Hailing the deal to deliver 300 aircraft to Chinese airlines, Boeing's CEO Dennis Muilenburg said China was quickly overtaking the US and "becoming the largest aviation market in the world."
The giant order worth 34 billion euros ($38 billion,) was announced to coincide with President Xi Jingping's tour of a Boeing plant near Seattle. The Chinese leader began a state visit to the US on Wednesday.
The deal will be made up of 240 planes sold directly to airlines and 60 aircraft destined for leasing companies, the company said in a news release.
China Aviation Supplies Holding, ICBC Financial Leasing and China Development Bank Leasing inked the agreement after Xi's arrival in Seattle, the Chinese news agency Xinhua reported.
Xi told hundreds of Boeing employees at the factory that he sees bright prospects for future collaboration between China and Boeing.
Boeing and a state-owned Chinese partner, Commercial Aircraft Corporation of China, will also build an aircraft assembly plant in China, where the 737 jet will be produced. Known as a completion center, it would finish, paint and deliver 737s built in the US.
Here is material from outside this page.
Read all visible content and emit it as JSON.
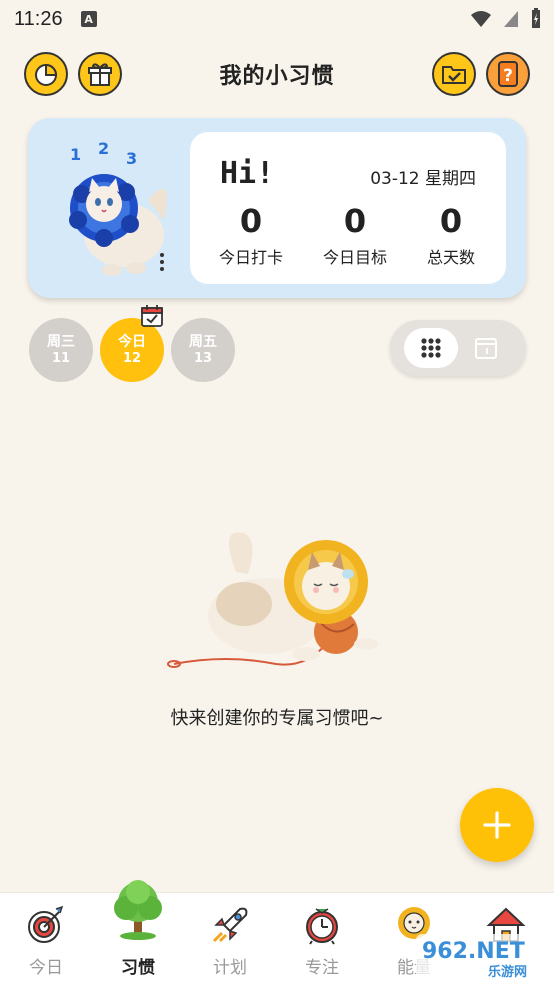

Wednesday's deal was quickly lambasted by Republican presidential front-runner Donald Trump, who said the planned new facility in China could hurt American jobs. But the company said its plans in Asia would not lead to layoffs at home.
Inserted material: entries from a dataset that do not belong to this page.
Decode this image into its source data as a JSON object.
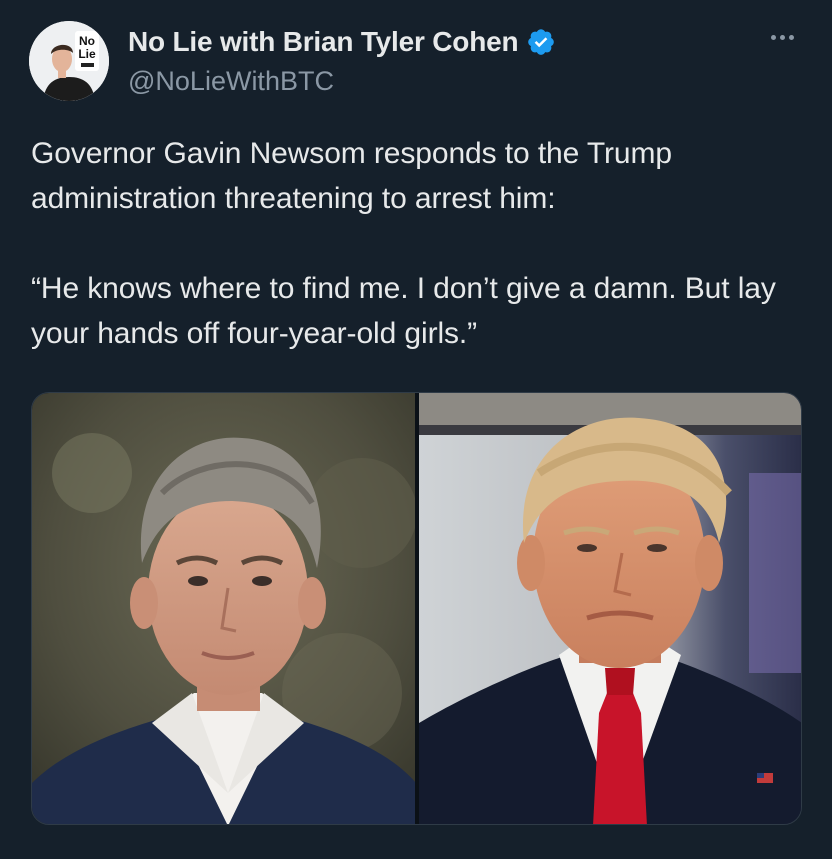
{
  "account": {
    "display_name": "No Lie with Brian Tyler Cohen",
    "handle": "@NoLieWithBTC",
    "avatar_logo_text": "No Lie",
    "verified": true,
    "accent_color": "#1d9bf0"
  },
  "tweet": {
    "text": "Governor Gavin Newsom responds to the Trump administration threatening to arrest him:\n\n“He knows where to find me. I don’t give a damn. But lay your hands off four-year-old girls.”"
  },
  "media": {
    "photos": [
      {
        "icon": "portrait-photo"
      },
      {
        "icon": "portrait-photo"
      }
    ]
  },
  "icons": {
    "more": "more-options-icon",
    "verified": "verified-badge-icon"
  }
}
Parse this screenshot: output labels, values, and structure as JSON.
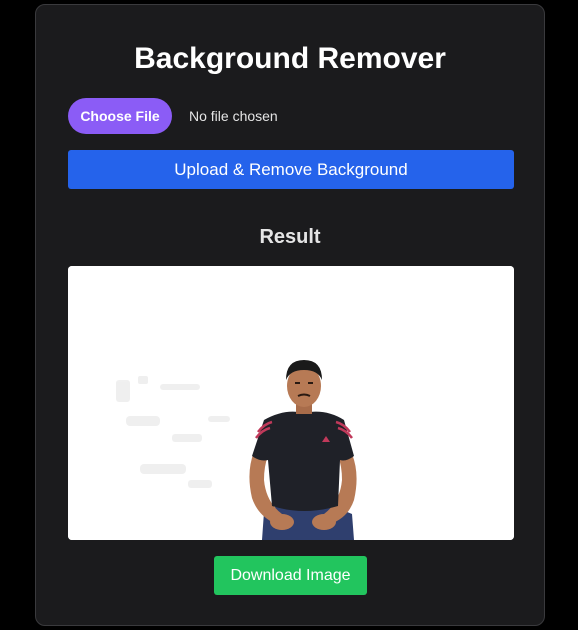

Analysts say Boeing is attempting to match its European rival Airbus' presence in China, after it opened its first assembly line outside of Europe in Tianjin in 2008. In July, Airbus agreed to build a second completion and delivery centre for A330 jets in China.
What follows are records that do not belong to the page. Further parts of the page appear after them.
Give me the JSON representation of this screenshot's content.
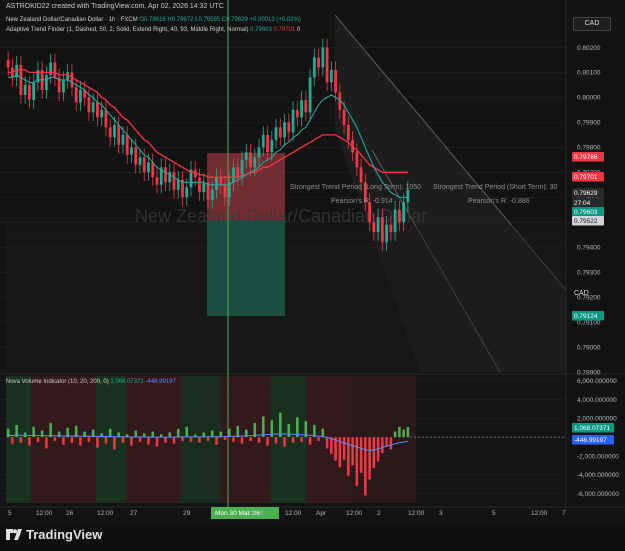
{
  "header": {
    "credit": "ASTROKID22 created with TradingView.com, Apr 02, 2026 14:32 UTC"
  },
  "legend": {
    "main_title": "New Zealand Dollar/Canadian Dollar · 1h · FXCM",
    "ohlc": "O0.79616 H0.79672 L0.79585 C0.79629 +0.00013 (+0.02%)",
    "indicator1": "Adaptive Trend Finder (1, Dashed, 50, 2, Solid, Extend Right, 40, 93, Middle Right, Normal)",
    "indicator1_v1": "0.79603",
    "indicator1_v2": "0.79701",
    "indicator1_v3": "0",
    "indicator2": "Nova Volume Indicator (10, 20, 200, 0)",
    "indicator2_v1": "1,068.07371",
    "indicator2_v2": "-448.99197"
  },
  "currency_box": "CAD",
  "currency_lower": "CAD",
  "watermark": "New Zealand Dollar/Canadian Dollar",
  "annotations": {
    "long_term": "Strongest Trend Period (Long Term): 1050",
    "short_term": "Strongest Trend Period (Short Term): 30",
    "pearson_long": "Pearson's R: -0.914",
    "pearson_short": "Pearson's R: -0.886"
  },
  "colors": {
    "up": "#22ab94",
    "down": "#f23645",
    "ema_fast": "#26a69a",
    "ema_slow": "#f23645",
    "vline": "#4caf50",
    "panel_bg": "#131313",
    "grid": "#242424"
  },
  "chart_data": [
    {
      "type": "candlestick",
      "ylim": [
        0.789,
        0.8025
      ],
      "y_ticks": [
        "0.80200",
        "0.80100",
        "0.80000",
        "0.79900",
        "0.79800",
        "0.79700",
        "0.79600",
        "0.79500",
        "0.79400",
        "0.79300",
        "0.79200",
        "0.79100",
        "0.79000",
        "0.78900"
      ],
      "price_labels": [
        {
          "value": "0.79786",
          "kind": "down"
        },
        {
          "value": "0.79701",
          "kind": "down"
        },
        {
          "value": "0.79629",
          "kind": "dark"
        },
        {
          "value": "27:04",
          "kind": "dark"
        },
        {
          "value": "0.79603",
          "kind": "up"
        },
        {
          "value": "0.79522",
          "kind": "light"
        },
        {
          "value": "0.79124",
          "kind": "up"
        }
      ],
      "x_ticks": [
        "5",
        "12:00",
        "26",
        "12:00",
        "27",
        "29",
        "Mon 30 Mar '26",
        "13:00",
        "12:00",
        "Apr",
        "12:00",
        "2",
        "12:00",
        "3",
        "5",
        "12:00",
        "7"
      ],
      "close": [
        0.8012,
        0.8008,
        0.8013,
        0.8001,
        0.8005,
        0.7999,
        0.8006,
        0.8011,
        0.8003,
        0.8009,
        0.8014,
        0.8008,
        0.8002,
        0.8007,
        0.801,
        0.8004,
        0.7998,
        0.8003,
        0.8,
        0.7994,
        0.7998,
        0.7992,
        0.7995,
        0.7988,
        0.7984,
        0.7989,
        0.7981,
        0.7985,
        0.7977,
        0.798,
        0.7973,
        0.7976,
        0.797,
        0.7974,
        0.7968,
        0.7965,
        0.7972,
        0.7966,
        0.797,
        0.7963,
        0.7967,
        0.796,
        0.7964,
        0.7971,
        0.7968,
        0.7962,
        0.7966,
        0.7959,
        0.7963,
        0.7968,
        0.7965,
        0.796,
        0.7966,
        0.7972,
        0.7968,
        0.7975,
        0.7978,
        0.7972,
        0.7976,
        0.798,
        0.7985,
        0.7978,
        0.7983,
        0.7988,
        0.7984,
        0.799,
        0.7986,
        0.7995,
        0.7992,
        0.7999,
        0.7994,
        0.8008,
        0.8016,
        0.8012,
        0.802,
        0.8006,
        0.8011,
        0.8002,
        0.7995,
        0.7989,
        0.7983,
        0.7978,
        0.7972,
        0.7966,
        0.7958,
        0.795,
        0.7946,
        0.7952,
        0.7942,
        0.7949,
        0.7946,
        0.7955,
        0.795,
        0.7958,
        0.7963
      ],
      "ema_fast": [
        0.8008,
        0.8008,
        0.8009,
        0.8008,
        0.8007,
        0.8006,
        0.8006,
        0.8007,
        0.8007,
        0.8007,
        0.8008,
        0.8008,
        0.8007,
        0.8007,
        0.8007,
        0.8006,
        0.8005,
        0.8004,
        0.8003,
        0.8001,
        0.8,
        0.7998,
        0.7997,
        0.7995,
        0.7993,
        0.7991,
        0.7989,
        0.7987,
        0.7985,
        0.7983,
        0.7981,
        0.7979,
        0.7977,
        0.7976,
        0.7974,
        0.7972,
        0.7971,
        0.797,
        0.7969,
        0.7968,
        0.7967,
        0.7966,
        0.7966,
        0.7966,
        0.7966,
        0.7966,
        0.7966,
        0.7965,
        0.7965,
        0.7965,
        0.7965,
        0.7965,
        0.7965,
        0.7966,
        0.7967,
        0.7968,
        0.7969,
        0.797,
        0.7971,
        0.7972,
        0.7974,
        0.7975,
        0.7976,
        0.7978,
        0.7979,
        0.7981,
        0.7982,
        0.7984,
        0.7985,
        0.7987,
        0.7988,
        0.7991,
        0.7994,
        0.7997,
        0.7999,
        0.8,
        0.8001,
        0.8,
        0.7999,
        0.7997,
        0.7994,
        0.7991,
        0.7988,
        0.7984,
        0.798,
        0.7976,
        0.7972,
        0.7969,
        0.7966,
        0.7964,
        0.7962,
        0.7961,
        0.796,
        0.796,
        0.796
      ],
      "ema_slow": [
        0.801,
        0.801,
        0.8011,
        0.8011,
        0.8011,
        0.801,
        0.801,
        0.801,
        0.801,
        0.801,
        0.801,
        0.801,
        0.8009,
        0.8009,
        0.8009,
        0.8008,
        0.8007,
        0.8006,
        0.8005,
        0.8004,
        0.8003,
        0.8002,
        0.8,
        0.7999,
        0.7997,
        0.7996,
        0.7994,
        0.7992,
        0.7991,
        0.7989,
        0.7987,
        0.7985,
        0.7983,
        0.7982,
        0.798,
        0.7978,
        0.7977,
        0.7976,
        0.7975,
        0.7974,
        0.7973,
        0.7972,
        0.7971,
        0.797,
        0.797,
        0.7969,
        0.7969,
        0.7968,
        0.7968,
        0.7968,
        0.7968,
        0.7968,
        0.7968,
        0.7968,
        0.7968,
        0.7969,
        0.7969,
        0.797,
        0.797,
        0.7971,
        0.7972,
        0.7972,
        0.7973,
        0.7974,
        0.7975,
        0.7976,
        0.7977,
        0.7978,
        0.7979,
        0.798,
        0.7981,
        0.7982,
        0.7983,
        0.7984,
        0.7985,
        0.7985,
        0.7985,
        0.7985,
        0.7984,
        0.7983,
        0.7982,
        0.798,
        0.7979,
        0.7977,
        0.7975,
        0.7973,
        0.7972,
        0.7971,
        0.797,
        0.797,
        0.797,
        0.797,
        0.797,
        0.797,
        0.797
      ]
    },
    {
      "type": "bar",
      "ylim": [
        -7000,
        6500
      ],
      "y_ticks": [
        "6,000.000000",
        "4,000.000000",
        "2,000.000000",
        "0.000000",
        "-2,000.000000",
        "-4,000.000000",
        "-6,000.000000"
      ],
      "price_labels": [
        {
          "value": "1,068.07371",
          "kind": "up"
        },
        {
          "value": "-448.99197",
          "kind": "blue"
        }
      ],
      "values": [
        900,
        -700,
        1300,
        -600,
        500,
        -900,
        1100,
        -500,
        700,
        -1200,
        1500,
        -400,
        600,
        -800,
        1000,
        -600,
        1200,
        -900,
        600,
        -500,
        800,
        -1100,
        400,
        -700,
        900,
        -1300,
        500,
        -600,
        300,
        -900,
        700,
        -500,
        400,
        -800,
        600,
        -1000,
        300,
        -600,
        500,
        -700,
        900,
        -400,
        1100,
        -500,
        300,
        -600,
        500,
        -400,
        700,
        -800,
        600,
        -300,
        900,
        -500,
        1200,
        -700,
        800,
        -400,
        1500,
        -600,
        2200,
        -900,
        1800,
        -700,
        2600,
        -1000,
        1400,
        -600,
        2100,
        -500,
        1700,
        -800,
        1300,
        -400,
        900,
        -1200,
        -1800,
        -2500,
        -3200,
        -2400,
        -4100,
        -3000,
        -5200,
        -3800,
        -6200,
        -4500,
        -3300,
        -2600,
        -1700,
        -900,
        -1300,
        600,
        1100,
        800,
        1068
      ],
      "signal": [
        200,
        180,
        220,
        200,
        190,
        170,
        180,
        170,
        160,
        140,
        160,
        150,
        140,
        120,
        130,
        120,
        130,
        110,
        100,
        90,
        90,
        80,
        70,
        60,
        70,
        50,
        40,
        40,
        30,
        20,
        30,
        20,
        20,
        10,
        20,
        10,
        0,
        -10,
        0,
        10,
        20,
        30,
        40,
        30,
        30,
        20,
        30,
        40,
        50,
        40,
        50,
        60,
        80,
        90,
        100,
        120,
        140,
        160,
        190,
        220,
        260,
        280,
        300,
        320,
        340,
        330,
        320,
        300,
        280,
        260,
        230,
        200,
        160,
        110,
        60,
        -20,
        -150,
        -300,
        -480,
        -620,
        -780,
        -900,
        -1050,
        -1200,
        -1350,
        -1420,
        -1380,
        -1250,
        -1100,
        -950,
        -830,
        -700,
        -600,
        -520,
        -449
      ]
    }
  ]
}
Boeing predicts within 20 years, the Chinese market will be worth around $950 billion.
Shares in the jet manufacturer fell 1.5 percent to $132.05 in afternoon trading in New York on Wednesday.
mm/bw (AP, dpa, Reuters)